Reporting back on the meeting he and other opposition leaders had with the president, boxing champion turned politician Vitaly Klitschko was blunt.

“The only thing we managed to arrange is not much,” he declared, saying that the authorities’ sole concession was an offer to release detained demonstrators in exchange for a return to calm.

The crowd, which wants President Viktor Yanukovych to resign and sweeping anti-protest laws to be repealed, gave their answer to the offer by booing and whistling.

“Yes, I had the same reaction,” Klitschko told them.

As witnesses reported new barricades being built closer to the presidential headquarters, he said he feared further bloodshed.

Many seem to think the time for talking is over.

“Making peace with them is like telling a dog that bites off your hand, don’t bite. They are just playing for time,” said one demonstrator.

“I can tell that it is impossible to wait for any concessions or appeasement,” another added. “Negotiations are just something to take time.”
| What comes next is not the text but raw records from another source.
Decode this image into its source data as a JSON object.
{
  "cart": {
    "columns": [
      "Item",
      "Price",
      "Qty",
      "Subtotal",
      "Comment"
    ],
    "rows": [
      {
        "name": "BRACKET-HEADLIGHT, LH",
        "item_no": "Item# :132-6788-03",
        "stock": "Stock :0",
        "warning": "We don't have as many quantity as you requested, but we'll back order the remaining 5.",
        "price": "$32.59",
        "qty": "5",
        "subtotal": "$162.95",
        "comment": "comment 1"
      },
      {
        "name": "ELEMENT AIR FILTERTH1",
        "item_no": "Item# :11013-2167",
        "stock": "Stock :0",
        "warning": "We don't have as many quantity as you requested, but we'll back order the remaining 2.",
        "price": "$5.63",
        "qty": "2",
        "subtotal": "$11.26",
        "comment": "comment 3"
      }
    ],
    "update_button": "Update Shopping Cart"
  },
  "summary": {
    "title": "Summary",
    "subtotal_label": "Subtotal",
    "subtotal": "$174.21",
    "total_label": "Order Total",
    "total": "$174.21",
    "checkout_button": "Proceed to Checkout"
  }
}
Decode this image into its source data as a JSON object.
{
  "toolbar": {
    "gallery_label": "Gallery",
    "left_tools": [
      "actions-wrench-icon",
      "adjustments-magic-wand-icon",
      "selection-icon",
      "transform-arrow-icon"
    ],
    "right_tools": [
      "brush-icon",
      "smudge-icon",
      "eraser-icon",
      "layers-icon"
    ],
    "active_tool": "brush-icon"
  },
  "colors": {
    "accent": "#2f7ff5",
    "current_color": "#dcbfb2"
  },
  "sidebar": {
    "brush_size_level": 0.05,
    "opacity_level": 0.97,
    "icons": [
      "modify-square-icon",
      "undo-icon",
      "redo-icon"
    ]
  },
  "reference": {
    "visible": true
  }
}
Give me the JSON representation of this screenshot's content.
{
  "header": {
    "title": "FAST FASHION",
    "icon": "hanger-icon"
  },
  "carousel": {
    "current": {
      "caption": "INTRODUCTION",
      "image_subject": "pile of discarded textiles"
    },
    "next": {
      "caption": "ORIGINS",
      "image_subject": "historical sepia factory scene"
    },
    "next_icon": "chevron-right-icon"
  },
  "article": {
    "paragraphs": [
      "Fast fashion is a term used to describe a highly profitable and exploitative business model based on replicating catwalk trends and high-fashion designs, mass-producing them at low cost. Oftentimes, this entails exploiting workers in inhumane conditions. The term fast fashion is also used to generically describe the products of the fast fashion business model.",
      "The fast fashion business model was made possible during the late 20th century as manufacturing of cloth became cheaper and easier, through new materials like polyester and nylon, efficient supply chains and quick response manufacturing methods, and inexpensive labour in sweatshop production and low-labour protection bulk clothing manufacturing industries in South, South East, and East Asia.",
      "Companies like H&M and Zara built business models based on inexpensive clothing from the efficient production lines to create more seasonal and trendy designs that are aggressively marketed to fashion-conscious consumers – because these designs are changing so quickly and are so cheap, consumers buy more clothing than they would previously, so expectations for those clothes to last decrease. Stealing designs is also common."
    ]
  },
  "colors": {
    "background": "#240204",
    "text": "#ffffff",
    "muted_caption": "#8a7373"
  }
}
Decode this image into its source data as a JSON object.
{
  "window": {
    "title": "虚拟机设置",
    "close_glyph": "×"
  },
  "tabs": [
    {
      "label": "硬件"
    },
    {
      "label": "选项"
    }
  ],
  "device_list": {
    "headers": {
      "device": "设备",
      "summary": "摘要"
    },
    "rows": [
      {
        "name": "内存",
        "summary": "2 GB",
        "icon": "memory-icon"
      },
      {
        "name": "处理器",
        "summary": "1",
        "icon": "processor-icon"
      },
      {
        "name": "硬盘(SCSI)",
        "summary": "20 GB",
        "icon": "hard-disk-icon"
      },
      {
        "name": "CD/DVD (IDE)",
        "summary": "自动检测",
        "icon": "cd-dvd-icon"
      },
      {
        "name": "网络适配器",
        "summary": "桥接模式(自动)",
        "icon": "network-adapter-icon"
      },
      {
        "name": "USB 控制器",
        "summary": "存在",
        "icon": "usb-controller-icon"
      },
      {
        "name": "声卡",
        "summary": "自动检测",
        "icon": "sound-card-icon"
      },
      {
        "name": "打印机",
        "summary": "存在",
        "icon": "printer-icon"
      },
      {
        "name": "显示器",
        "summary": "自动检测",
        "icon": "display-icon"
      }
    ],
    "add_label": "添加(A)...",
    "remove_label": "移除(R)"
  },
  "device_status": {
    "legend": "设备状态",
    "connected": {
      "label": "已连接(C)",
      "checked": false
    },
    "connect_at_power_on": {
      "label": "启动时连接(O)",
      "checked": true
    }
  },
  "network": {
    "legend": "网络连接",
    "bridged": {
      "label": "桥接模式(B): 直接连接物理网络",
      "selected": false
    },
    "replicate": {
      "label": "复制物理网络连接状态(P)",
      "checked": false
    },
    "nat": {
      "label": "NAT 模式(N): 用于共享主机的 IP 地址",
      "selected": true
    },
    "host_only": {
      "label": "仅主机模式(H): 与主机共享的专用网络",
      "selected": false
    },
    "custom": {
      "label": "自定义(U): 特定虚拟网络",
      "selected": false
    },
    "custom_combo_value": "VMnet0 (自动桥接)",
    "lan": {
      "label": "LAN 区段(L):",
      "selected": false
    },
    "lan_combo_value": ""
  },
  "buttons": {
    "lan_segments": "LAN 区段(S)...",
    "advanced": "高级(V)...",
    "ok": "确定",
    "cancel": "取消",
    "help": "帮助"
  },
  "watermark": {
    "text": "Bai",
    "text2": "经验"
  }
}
The protests began in November when President Yanukovych pulled out of signing a free trade deal with 
the EU in favor of closer economic ties with Russia.

Unrest has escalated sharply in recent days.

At least five protesters have been killed according to the opposition. Scores of others, on both sides, have been injured.

Angelina Kariakina, our correspondent in Kyiv, said: “A temporary peace in exchange for an end to arrests and repression…that is the offer that opposition leaders brought back after talks with the president.

“There is doubt at the barricades, as no one believes in promises anymore. But protesters are not taking any radical action, deciding, for now, to adopt a wait and see approach.”